Wednesday, April 15, 2020

Interview with Robert Dugoni

Hi everybody,

I had the privilege of interviewing Robert Dugoni on Zoom earlier this week.  As many of you know, Bob is the author of the absolutely terrific book, The Extraordinary Life of Sam Hell.  And as good as the book is, it's matched by Bob himself.  Because of my technical prowess, I can't seem to attach the interview to this post.  If you want to see it, email me at, and I will send it to you.  Warning:  My face is really big.  But the good news is that Bob is on screen about 90% of the time.  So if you have a spare 40 minutes(!), take a look/listen. He is worth your time.

Saturday, April 4, 2020

I've Got Another Good One For You (thanks, Melissa)

I can go on ad nauseam (and typically do) about Melissa's recommendations.  Some/a fair amount of my very favorite books all-time have come from her.  But even when I'm not head-over-heels for a particular book, I still typically like it a lot.  Case in point is the second chance supper club, by Nicole Meier.  Am I over the moon for it?  No. Did I like it to the level of 3.5/4?  Yep.  That's still a pretty high rating.  So what is tscsc about, you ask?  Well, I will tell you:

They had a forever bond, until a sudden tragedy thrust them apart. Now, each at a crossroad in her own life, two sisters' paths are about to intersect.
Broadcast journalist Julia Frank has it all: a career, an ambitious fiance, and the hard-won respect of her peers.  Until a ruinous decision destroys her reputation, puts her job at risk, and sends her reeling toward the only soul left to turn to: her estranged sister, Ginny.
The owner of a clandestine supper club hidden in the Arizona desert, Ginny Frank has a lot on her plate.  The last thing she wants is more drama - or the burden of nursing her younger sister's wounded ego. But family is family.  Besides, Ginny can use the help in more ways than one, and she's going to make sure Julia pulls her weight.
As a tenuous reunion reopens old wounds, Julia and Ginny have no choice but to confront the pain and betrayals of the past.  Will working to keep the secret supper club running be just what they need to find common ground and a path toward forgiveness, or will the increasing stress push them even further apart?

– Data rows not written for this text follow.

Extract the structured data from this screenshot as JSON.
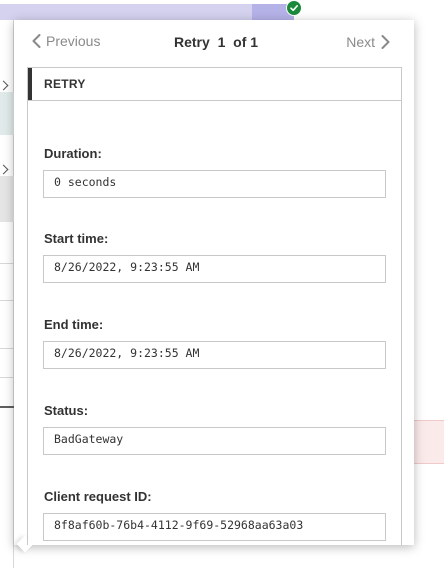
{
  "nav": {
    "previous_label": "Previous",
    "next_label": "Next",
    "title_prefix": "Retry",
    "current_index": "1",
    "of_text": "of",
    "total": "1"
  },
  "section": {
    "title": "RETRY"
  },
  "fields": {
    "duration": {
      "label": "Duration:",
      "value": "0 seconds"
    },
    "start_time": {
      "label": "Start time:",
      "value": "8/26/2022, 9:23:55 AM"
    },
    "end_time": {
      "label": "End time:",
      "value": "8/26/2022, 9:23:55 AM"
    },
    "status": {
      "label": "Status:",
      "value": "BadGateway"
    },
    "client_request_id": {
      "label": "Client request ID:",
      "value": "8f8af60b-76b4-4112-9f69-52968aa63a03"
    }
  },
  "icons": {
    "success": "check-circle-icon",
    "previous": "chevron-left-icon",
    "next": "chevron-right-icon"
  },
  "colors": {
    "success_green": "#1a8a3a",
    "nav_text": "#8a8a8a",
    "header_accent": "#333333",
    "error_tint": "#fbeaea"
  }
}
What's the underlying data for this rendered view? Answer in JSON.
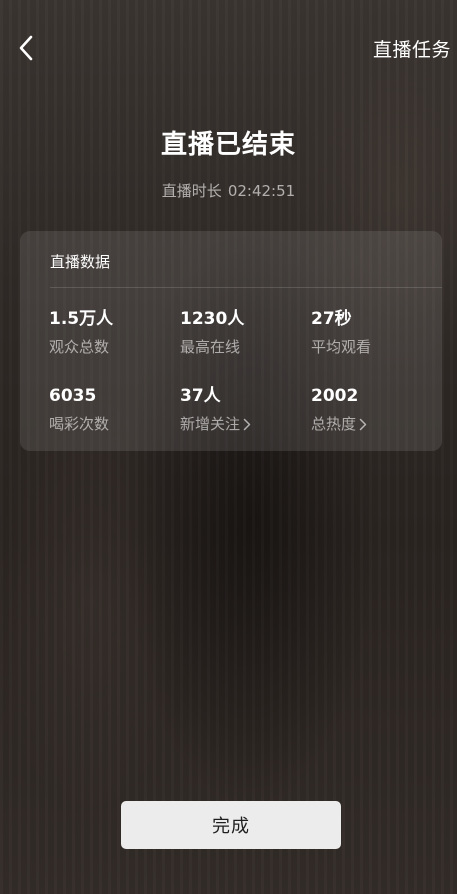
{
  "header": {
    "back_icon": "chevron-left-icon",
    "tasks_link": "直播任务"
  },
  "summary": {
    "title": "直播已结束",
    "duration_label": "直播时长",
    "duration_value": "02:42:51"
  },
  "stats_card": {
    "title": "直播数据",
    "items": [
      {
        "value": "1.5万人",
        "label": "观众总数",
        "has_arrow": false
      },
      {
        "value": "1230人",
        "label": "最高在线",
        "has_arrow": false
      },
      {
        "value": "27秒",
        "label": "平均观看",
        "has_arrow": false
      },
      {
        "value": "6035",
        "label": "喝彩次数",
        "has_arrow": false
      },
      {
        "value": "37人",
        "label": "新增关注",
        "has_arrow": true
      },
      {
        "value": "2002",
        "label": "总热度",
        "has_arrow": true
      }
    ]
  },
  "footer": {
    "done_label": "完成"
  }
}
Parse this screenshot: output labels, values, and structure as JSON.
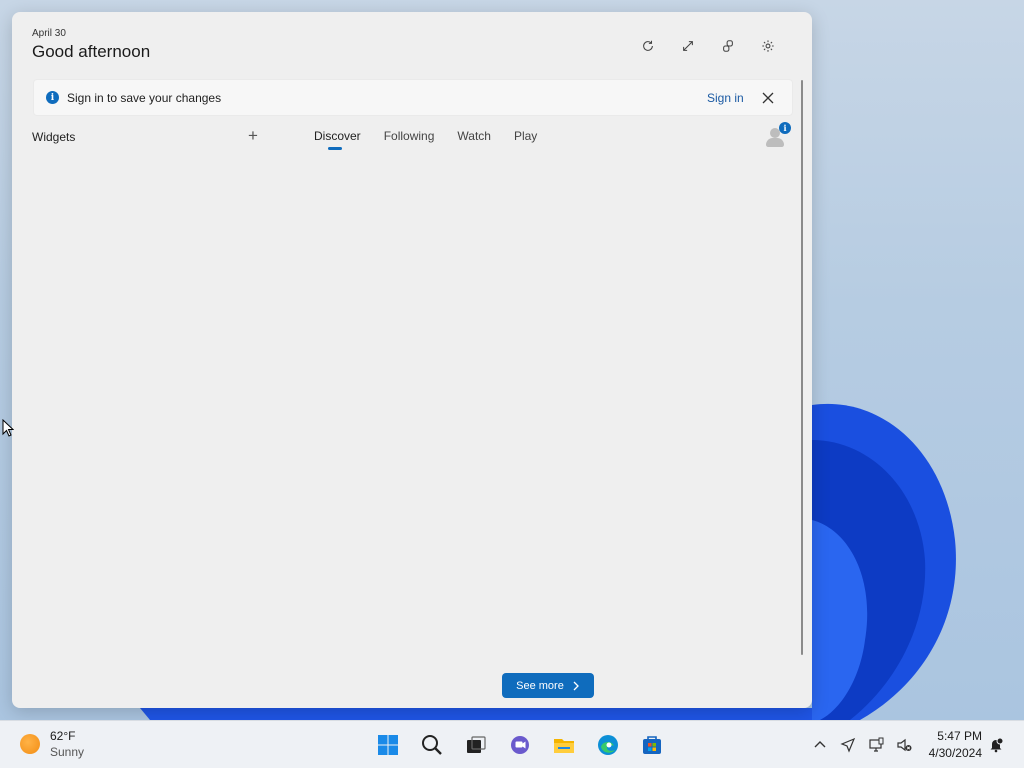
{
  "panel": {
    "date": "April 30",
    "greeting": "Good afternoon",
    "signin_banner": {
      "text": "Sign in to save your changes",
      "link": "Sign in"
    },
    "widgets_label": "Widgets",
    "add_label": "+",
    "tabs": [
      {
        "label": "Discover",
        "active": true
      },
      {
        "label": "Following",
        "active": false
      },
      {
        "label": "Watch",
        "active": false
      },
      {
        "label": "Play",
        "active": false
      }
    ],
    "profile_badge": "i",
    "see_more": "See more",
    "header_actions": [
      "refresh-icon",
      "expand-icon",
      "share-icon",
      "gear-icon"
    ]
  },
  "taskbar": {
    "weather": {
      "temp": "62°F",
      "condition": "Sunny"
    },
    "apps": [
      "windows-start-icon",
      "search-icon",
      "task-view-icon",
      "teams-chat-icon",
      "file-explorer-icon",
      "edge-icon",
      "store-icon"
    ],
    "tray": [
      "chevron-up-icon",
      "location-icon",
      "network-icon",
      "volume-muted-icon"
    ],
    "time": "5:47 PM",
    "date": "4/30/2024"
  },
  "colors": {
    "accent": "#0f6cbd",
    "panel_bg": "#efefef",
    "wallpaper_blue": "#1346d8"
  }
}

This book combines a lot of different elements.  You have the sisters, Julia and Ginny, and Ginny's daughter, Olive.  There is Julia's fiance, James.  We learn about the broadcasting industry.  And what it takes to run a successful restaurant and be a renowned chef.  And we even get a feeling for what life is like in New York City.  I thought Meier did a good job of melding all of these into a coherent story that flowed well.  She used a well-worn, but effective, format of having the chapters in the voices of the 2 sisters.  When it's done well, it makes you care about each of the protagonists.  And that was definitely the case here.

On a personal note, Julia, early on, talks about how her fiance was always invited to black-tie events.  And the author tells us Julia said "she'd been his plus-one."  We have a standing joke in our house that my wife, Joni, who is way more popular than me (no, really), gets invitations sent to our home which say "Joni Russell +1."  And this is after almost 49 years of marriage!  I had to chuckle on that one.

But enough about me.  Add the second chance supper club to your reading list.  I'm sure you will enjoy it.